Film Facts 5.27.16
How apropos that Whit Stillman has adapted the Jane Austen novella Lady Susan into the feature film Love & Friendship. Stillman’s debut film Metropolitan (1990), about young Manhattanites caught up in debutante drama, was itself a reimagining of an Austen novel. It was Stillman channeling Lionel Trilling.
Love & Friendship reunites Whitman with two of his Last Days of Disco (1998) stars Kate Beckinsale, as Lady Susan Vernon, and Chloë Sevigny, as Alicia Johnson. Set at the end of the Eighteenth Century, the story follows the widowed Lady Susan as she traipses through the country estate of her in-laws, with her eye on a new husband for herself as well as her daughter. This is a film for those who refused to see Pride and Prejudice and Zombies.
The charming nature of Lady Susan seems in opposition to the gossip mongering directed at her. Laugh lines are a mile a minute and Stillman propels the dialogue at the speed of screwball comedy.
If you saw the Greek film Dogtooth (2009) you know that writer/director Yorgos Lanthimos has his own version of the cinema of cruelty. His current film, The Lobster, his first in English, will instantly divide audiences. But whether you like it or hate it you will never be able to erase the images of The Lobster from your mind. And isn’t that why we go to the movies?
There are elements of sci-fi, conventional thrillers, and absurdist comedy all mixed together like a jumbo fruit smoothie. Colin Farrell, Rachel Weisz, Léa Seydoux, Ben Whishaw, Olivia Coleman, Angeliki Papoulia and John C. Reilly stand out in a large ensemble cast.
Single people are brought to a resort hotel where they have forty-five days to find a mate. If they don’t they are turned into an animal of their choosing. Farrell wants to the titular lobster because they live a century and “have blue blood like aristocrats.”
Meanwhile in the nearby woods a group of humans who rebel against the state of this dystopian society exist with their own bizarre rules. In addition to pushing comfort zone buttons with ease, Lanthimos also uses musical cues that wouldn’t be out of place in 1960s Jean-Luc Godard movies.
High Rise is helmed by Ben Wheatley, based on the novel by J. G. Ballard, and includes a tony cast including Tom Hiddleston, Elisabeth Moss, Luke Evans, Jeremy Irons, and Sienna Miller (whom I didn’t even recognize until the final credit roll).
Tenants of a high-rise condominium with a fascist architecture find themselves at odds with each other, floor by floor. The top penthouse suite, which occupies the entire overlooking floor and boasts a world-class garden and stable of animals, has the best parties.
The lead character, a notable doctor by trade, played with subtle nuance by Hiddleston, gets invited to a party on the top floor.

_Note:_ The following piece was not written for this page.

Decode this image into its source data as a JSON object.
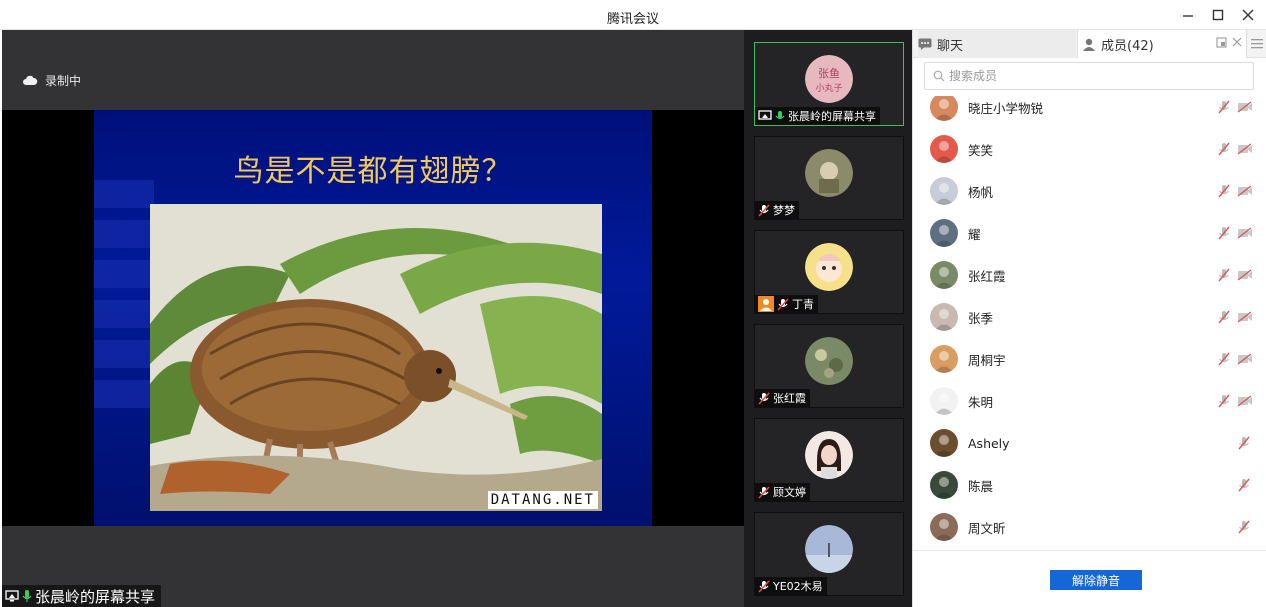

He shops on a floor that is a supermarket and buys a bottle of Riesling. However when he gets to the party dressed in a chic suit and tie, where a string quartet is playing Abba’s “S.O.S.”, he’s promptly told his bottle of wine is shite and ejected because he didn’t get the missive that everyone was to dress in late-18th century haberdashery.
Evans plays a BBC documentarian that wants to make a film about the societal injustice in the building. Moss plays a pregnant mom, one of many residents that show up on the floor that has a gym and swimming pool. Irons lords over everything he sees as the architect, and it’s a snug role for his condescending manner.
Celebs are a common image in Ballard’s books. In his novel Crash (made into a film by David Cronenberg) he has a character that wants to crash his car into the limo of Elizabeth Taylor who is shooting a film at a nearby studio. Ballard also wrote the autobiographical Empire of the Sun, made into a film by Steven Spielberg, and starring a young Christian Bale in one of his first roles.
High Rise could be genre related to Snowpiercer, which looked at the class struggle on a train car by train car basis, only here people are separated by floors. In the parking lot everyone is equal. Only it’s the luck of the draw as to which car hood will be crushed when someone jumps off a ledge in a medically mandated suicide.
Wheatley has never made a film as mainstream as High Rise. Even in the third act he gets loose and experimental and displays a death with a kaleidoscope eye. Wheatley films like A Field In England and Sightseers were highlighted by diversions into genre mixing. High Rise marches straight ahead to the beat of its own drum – a kind of lacerating expose of middle and upper class values colliding with the speed of a Large Hadron unit.
Things go from copasetic to anarchy, often in the blink of an eye. The ‘70s look to the film extends from its technology to its groovy dresses and suits. But it’s a story that unwinds as relevant to any decade, especially our own. The survivors of this single building rebellion are destined to resort to ancient myth to finally establish their new rules for living.
The Lobster and Love & Friendship open at area theaters while High Rise opens exclusively at the downtown Sundance Cinemas Houston.
— Michael Bergeron